Another important limitation on copyright that many people don’t understand is that it only protects the particular expression of an idea, not the idea itself. Protection of ideas themselves, provided they’re sufficiently inventive and unique, is the realm of patent. Thus, Mickey Mouse as a particular expression of an idea is copyright, but the general idea/concept of a cartoon mouse isn’t.
Copyright defences allowing use of extracts from works for research, study and teaching and for literary and journalistic criticism are other important elements that ensure rights holders don’t have broad legislated monopoly control of the works they’ve created. None of these features are affected by the extension of copyright term to 70 years.

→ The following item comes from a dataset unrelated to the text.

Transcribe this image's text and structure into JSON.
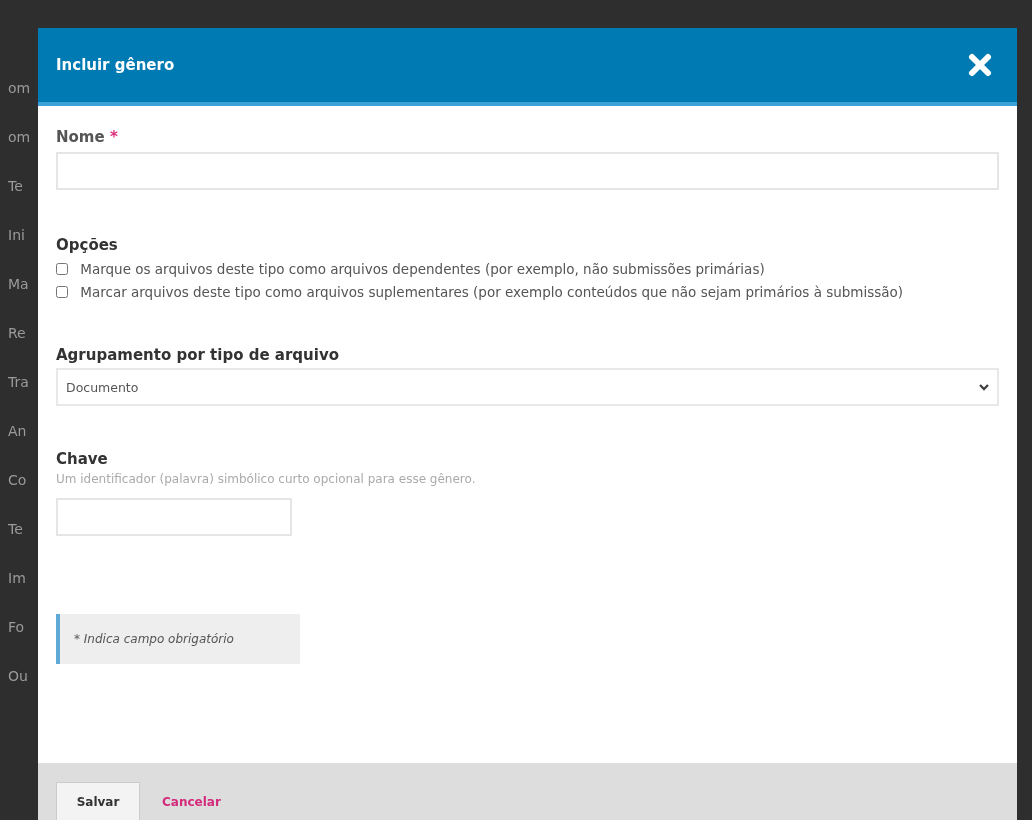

Certainly the 70 year extension itself represents a measurable shift in favour of rights holders and away from free public access, but whether it’s drastic enough of itself to justify opposing a free trade agreement otherwise in Australia’s interest is at best questionable, especially when most other western countries have already acceded to US demands and brought their own copyright laws in line with the 70 year term.

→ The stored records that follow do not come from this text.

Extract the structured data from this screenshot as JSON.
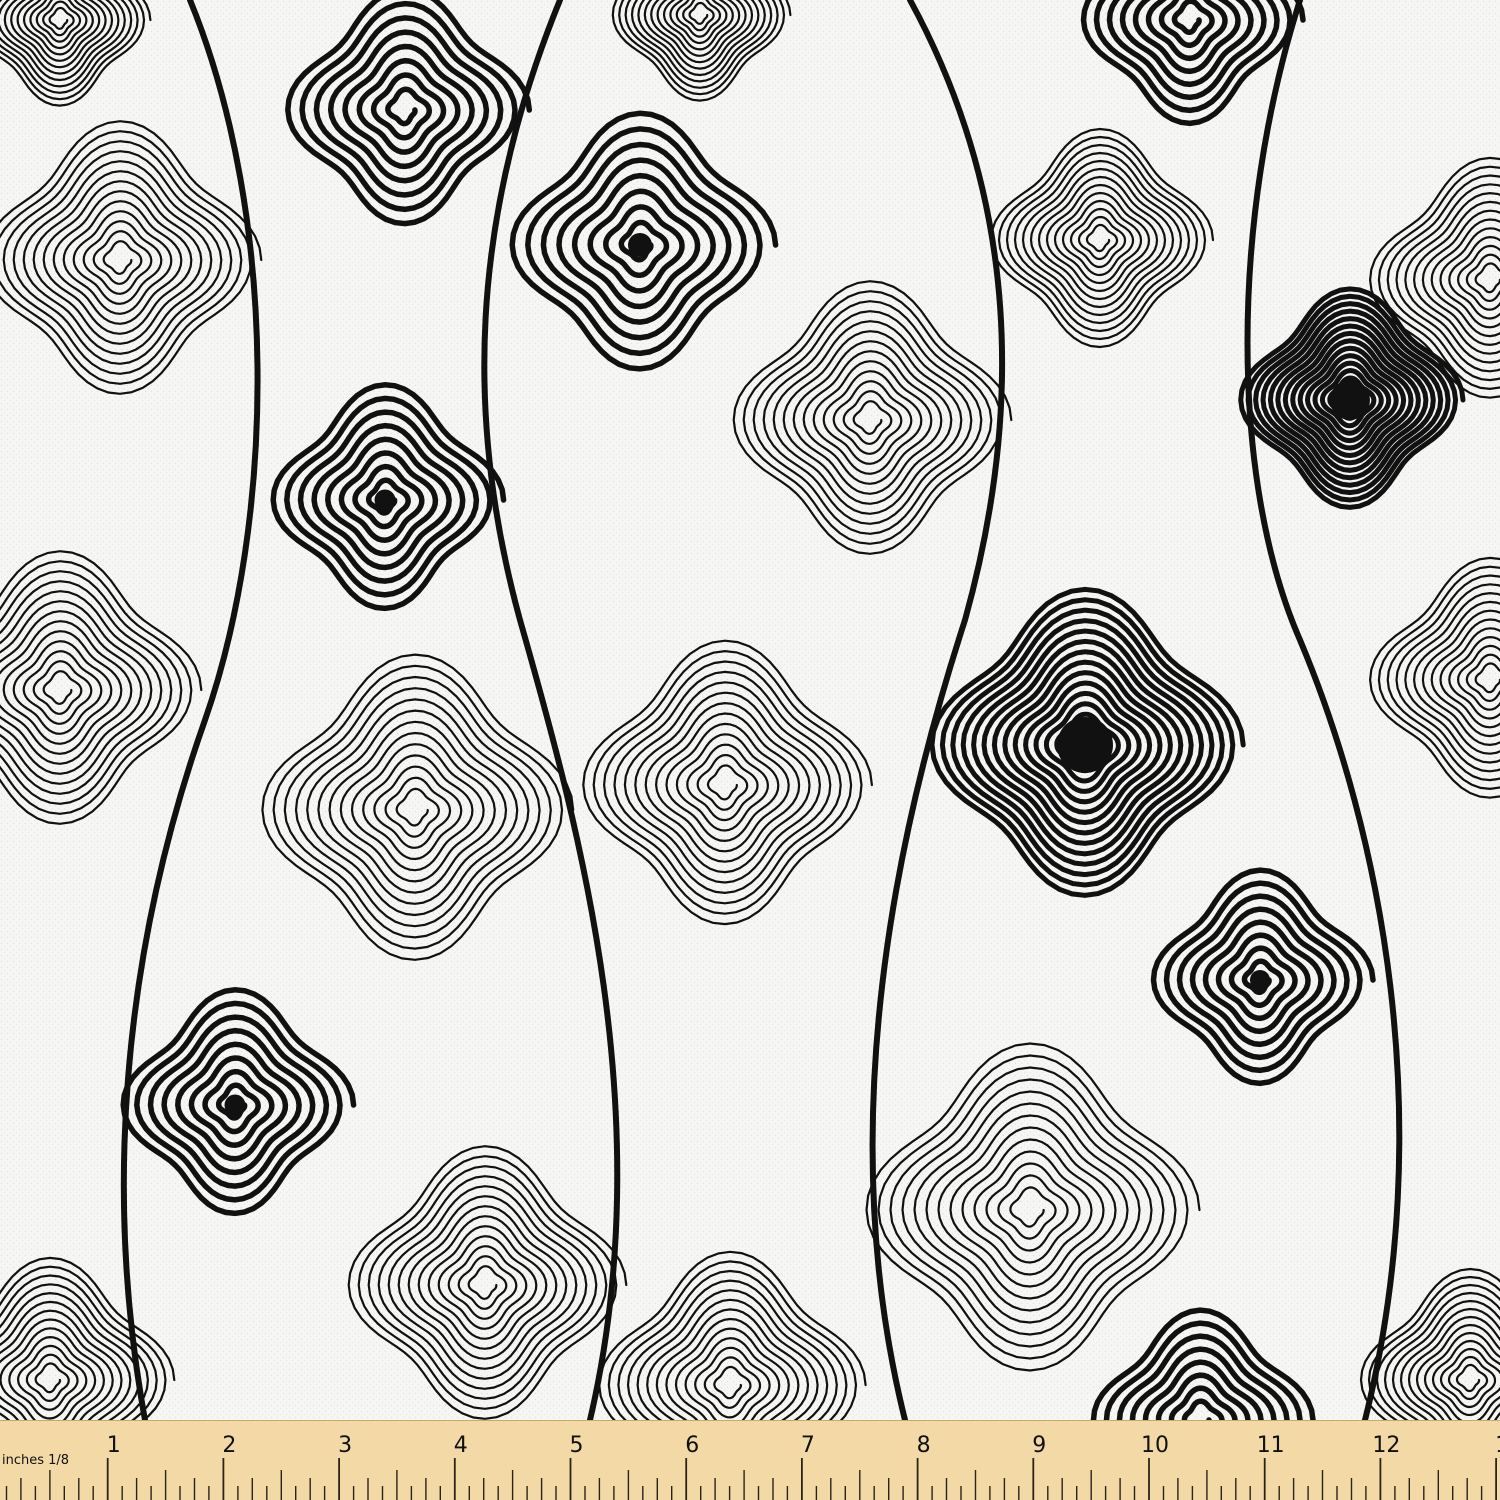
{
  "fabric": {
    "background": "#f6f6f4",
    "ink": "#111111"
  },
  "ruler": {
    "background": "#f2d9a6",
    "tick_color": "#2a2418",
    "unit_label": "inches 1/8",
    "numbers": [
      "1",
      "2",
      "3",
      "4",
      "5",
      "6",
      "7",
      "8",
      "9",
      "10",
      "11",
      "12",
      "1"
    ]
  }
}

I would certainly be on Kim Weatherall and Larry Lessig’s side of the argument if I thought the “slippery slope” argument had much force. Some people have argued that, if mega-corporations can successfully lobby legislators to extend copyright to 70 years, there’s no reason why they shouldn’t be able to keep doing so ad nauseum, effectively achieving copyright in perpetuity.
Frankly I doubt that such a scenario is very likely. Even a 70 year copyright term is likely in the near future to significantly exceed the period when a particular expression of any given idea has much commercial value. Fashion, taste and technology are simply changing at an increasingly rapid rate. Mickey and Donald clearly still have significant commercial value for Disney now, but for how much longer will that be true? Computer-generated animation of the sort pioneered and brought to commercial maturity by Pixar and others is increasingly taking over from old-fashioned two-dimensional pen-and-ink cartoons. The speed and ease of creation of such characters (as well as interactivity facilitated by increasing penetration of broadband internet connections) is likely to lead in the near future to a situation where no single cartoon character will ever again enjoy the longevity of Mickey and Donald as cultural icons. Already an entire generation raised on interactive computer games, PS2’s and X-Boxes views traditional cartoons as quaint, old-fashioned and almost laughable.
In the computer software industry, no-one is remotely interested in 70 year copyright protection, because any given piece of software is lucky if it’s not utterly obsolete in 7 years let alone 70. I suspect that the current obsession with 70 year copyright term extension will in future be seen as an irrelevant overreaching by an entertainment industry unable to grasp the full implications of technological change. But then again, I might be wrong …